A collective investment trust (CIT) — a comingled pool of assets structured as a trust and administered by a bank or trust company, which serves as the trustee — has been available as an investment vehicle since the late 1920s. While there has been an increase in press and popularity lately surrounding CITs, many fund managers are wondering if this is a trend they should be a part of. From flexibility and low costs to a limited investor base, there are many key characteristics — positive and negative — that investment managers should consider before deciding.
Who Is Eligible?
Before evaluating operational and regulatory characteristics, it’s important first to understand the restrictions related to a CIT’s investor base. Similar to hedge funds and other non-registered investment products with regulatory constraints on types of investors, CIT investors are limited to certain qualified 401(k) or retirement plans. Examples of retirement plans that would not be eligible to invest include 403(b) plans, IRAs and 457(f) government plans.

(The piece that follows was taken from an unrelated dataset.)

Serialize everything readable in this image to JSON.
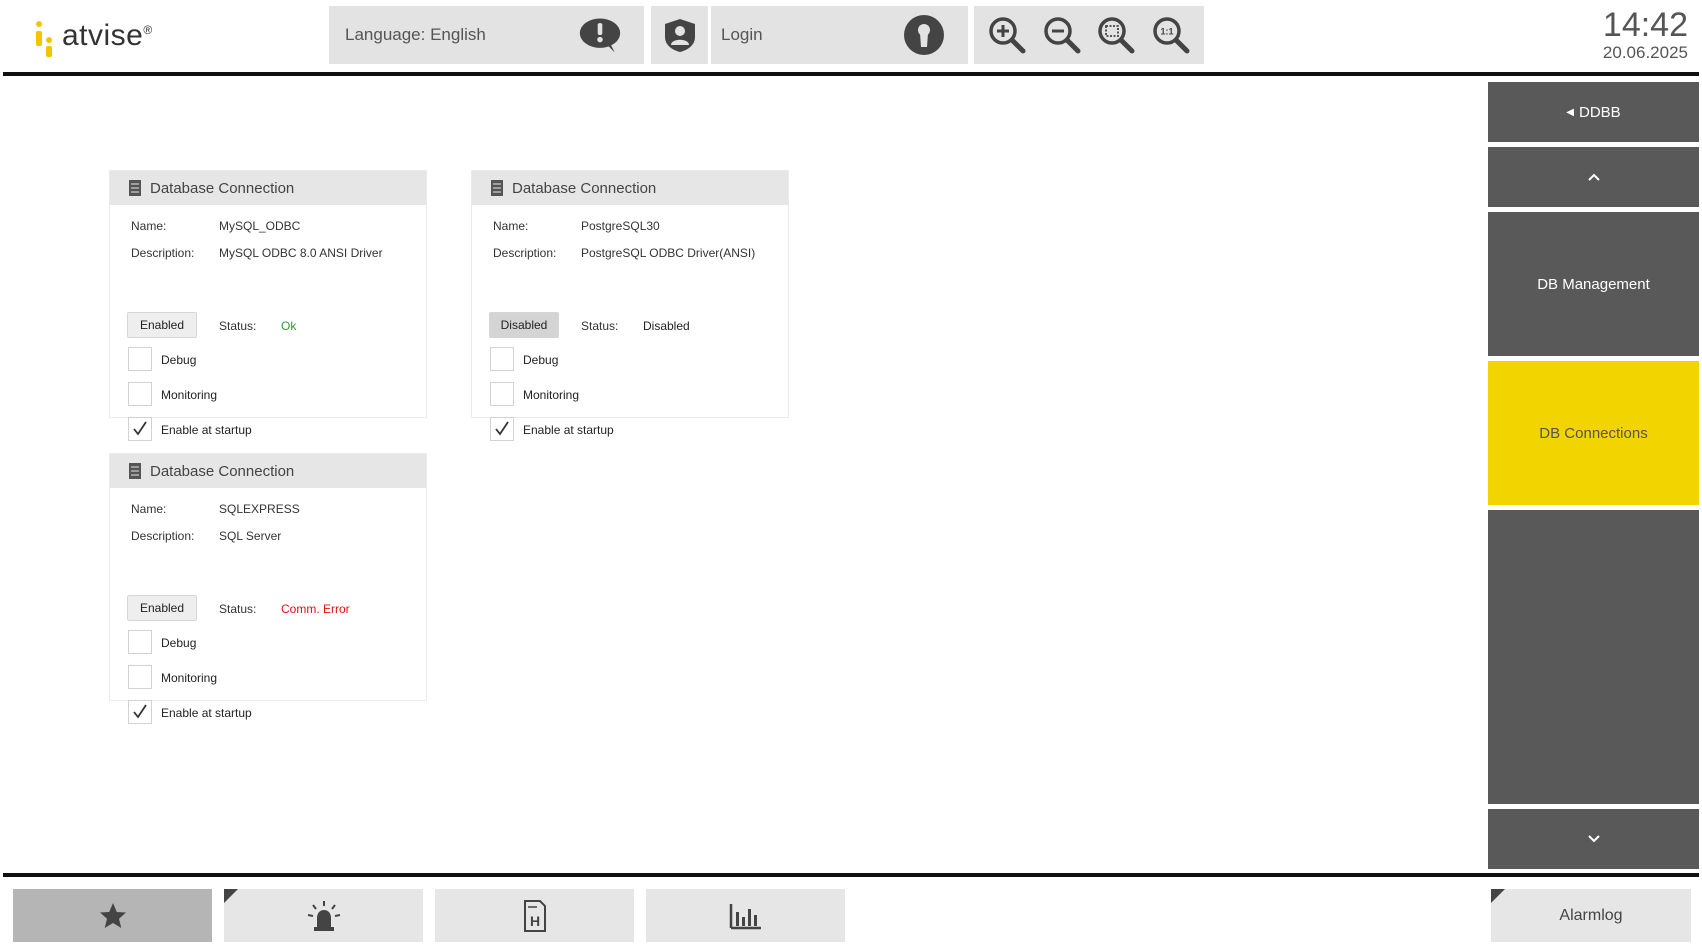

One of the factors contributing to the recent popularity of CITs is their perceived favorable regulatory regime, most likely because the SEC is not a part of it. But there are other regulatory constraints to consider. Since CITs are effectively the responsibility of the sponsoring bank or trust company, they are regulated at the federal and state level in the same way. In the case of nationally chartered banks, CITs are regulated by the Office of the Comptroller of the Currency. Trust companies and their respective CITs are subject to the authority of their respective state authorities. Certain CITs also may be subject to the oversight of the Department of Labor and IRS (although CITs generally only file informational returns and do not pay taxes at the fund level).

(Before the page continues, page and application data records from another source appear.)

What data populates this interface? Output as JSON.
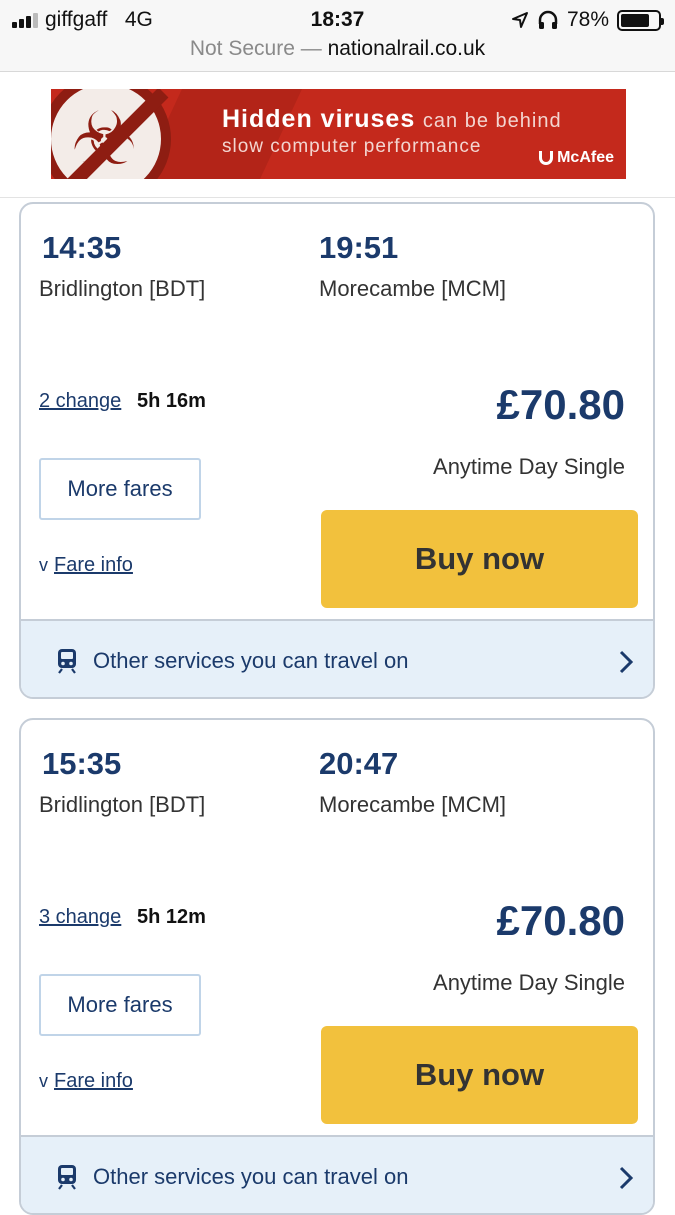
{
  "status_bar": {
    "carrier": "giffgaff",
    "network": "4G",
    "time": "18:37",
    "battery": "78%",
    "battery_level": 0.78
  },
  "browser": {
    "security": "Not Secure",
    "separator": " — ",
    "host": "nationalrail.co.uk"
  },
  "ad": {
    "headline_bold": "Hidden viruses",
    "headline_rest": "can be behind",
    "subline": "slow computer performance",
    "brand": "McAfee",
    "colors": {
      "background": "#c4291c",
      "accent": "#8e1d12"
    }
  },
  "journeys": [
    {
      "departure_time": "14:35",
      "departure_station": "Bridlington [BDT]",
      "arrival_time": "19:51",
      "arrival_station": "Morecambe [MCM]",
      "changes": "2 change",
      "duration": "5h 16m",
      "price": "£70.80",
      "fare_type": "Anytime Day Single",
      "more_fares_label": "More fares",
      "buy_label": "Buy now",
      "fare_info_label": "Fare info",
      "services_label": "Other services you can travel on"
    },
    {
      "departure_time": "15:35",
      "departure_station": "Bridlington [BDT]",
      "arrival_time": "20:47",
      "arrival_station": "Morecambe [MCM]",
      "changes": "3 change",
      "duration": "5h 12m",
      "price": "£70.80",
      "fare_type": "Anytime Day Single",
      "more_fares_label": "More fares",
      "buy_label": "Buy now",
      "fare_info_label": "Fare info",
      "services_label": "Other services you can travel on"
    }
  ],
  "theme": {
    "primary_navy": "#1b3a6b",
    "buy_yellow": "#f2c13d",
    "services_bg": "#e6f0f9"
  }
}
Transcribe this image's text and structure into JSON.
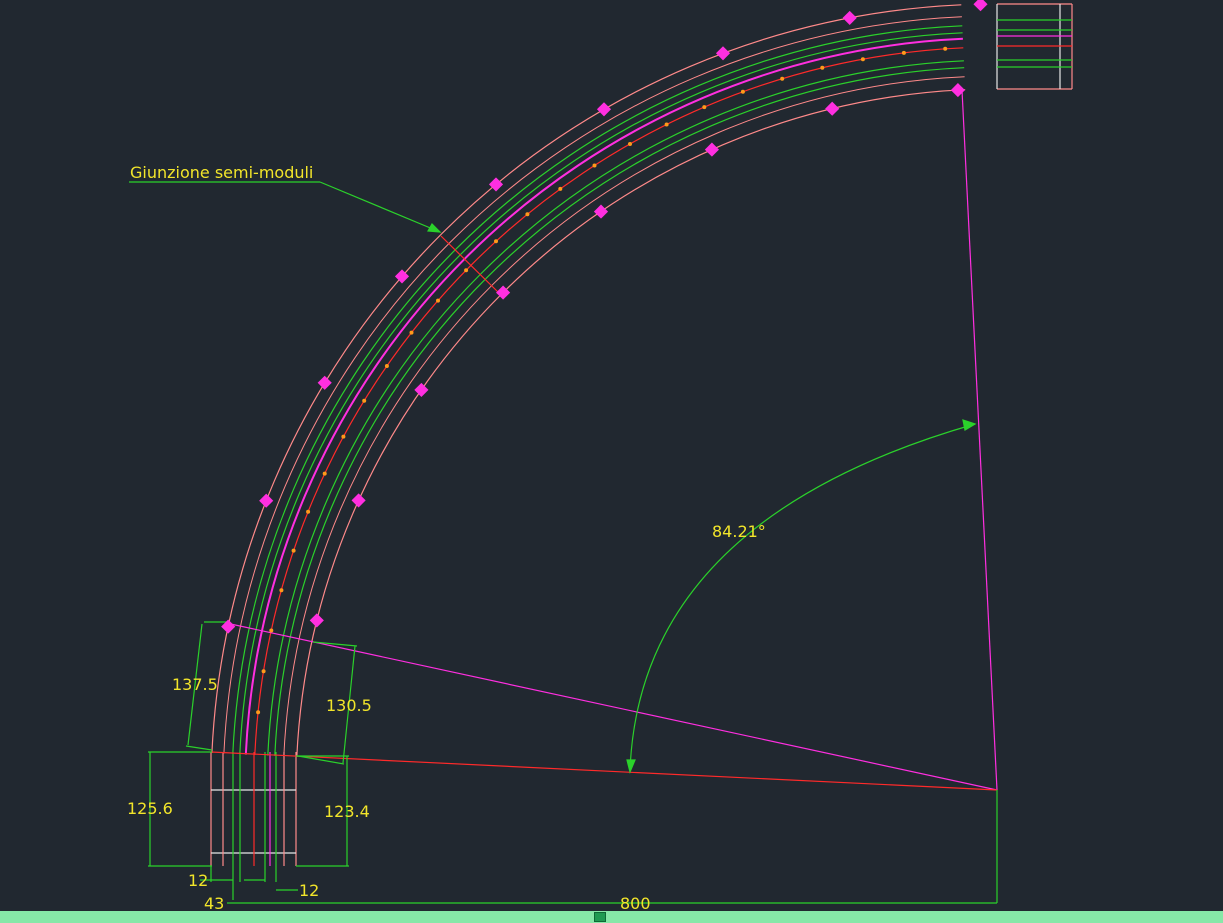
{
  "drawing": {
    "label_text": "Giunzione semi-moduli",
    "angle_label": "84.21°",
    "dimensions": {
      "left_upper": "137.5",
      "right_upper": "130.5",
      "left_lower": "125.6",
      "right_lower": "123.4",
      "bottom_left_12": "12",
      "bottom_right_12": "12",
      "bottom_43": "43",
      "bottom_800": "800"
    }
  },
  "colors": {
    "background": "#212830",
    "outer_contour": "#ff8a8a",
    "green_lines": "#2bd12b",
    "axis_red": "#ff2a2a",
    "magenta": "#ff2fe0",
    "grip_orange": "#ff9a1a",
    "dim_text": "#f2e52a",
    "status_bar": "#86e8a8"
  }
}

Roles, Responsibilities and Costs
The trustee’s role in CITs is paramount to their operations. The trustee is considered a fiduciary under ERISA, which triggers significant responsibilities that are not to be taken lightly. In contrast to a mutual or hedge fund, the investment manager’s responsibilities and authority are often much less in CITs; however, they also have limited control over certain aspects of their operations. With regards to investment strategy, there are no specific investment restrictions or limitations within CITs; however, the trustee does have the ultimate responsibility to monitor that the fund’s investments are in line with the stated investment objectives in the Declaration of Trust.
Due to the limited number of parties involved in CITs’ operations, the simplified regulatory framework, and the limited investor pool, expenses associated with marketing, distribution, compliance and operations of CITs are often less than that of typical mutual funds. Though, because the investor base and cost structure is more focused in the institutional market, this often results in investment management fees being paid at amounts less than might be derived from that same investment manager running their own mutual fund or hedge fund product. An argument could be made that the regulatory restrictions and higher costs of mutual funds are worth the higher investment management fees and distribution channels they provide.
Thinking It Through
Traditional mutual fund and hedge fund managers considering adding CITs to their portfolio should start the process by asking themselves the following questions:
- Do you have or do you intend to market to clients who are qualified retirement plans?
- Do you understand what would make CITs more or less attractive to a qualified retirement plan as part of their investment strategy? Are CITs even permitted as an investment in that plan’s investment criteria?
- Do you have a relationship with a bank or trust company that would act as trustee?
- Do you understand the institutional pricing structure of CITs, and is that a good fit for your firm?
Though CITs in many ways offer significant flexibility at a lower cost than many other pooled investment vehicles, the limitations to the investor base can be seen as an impediment to the scale and growth potential of the product. When deciding whether to launch a CIT, it’s important that investment managers understand the costs and benefits of the product and carefully consider whether it is a fit for their firm.
Cohen & Company is not rendering legal, accounting or other professional advice. Any action taken based on information in this blog should be taken only after a detailed review of the specific facts and circumstances.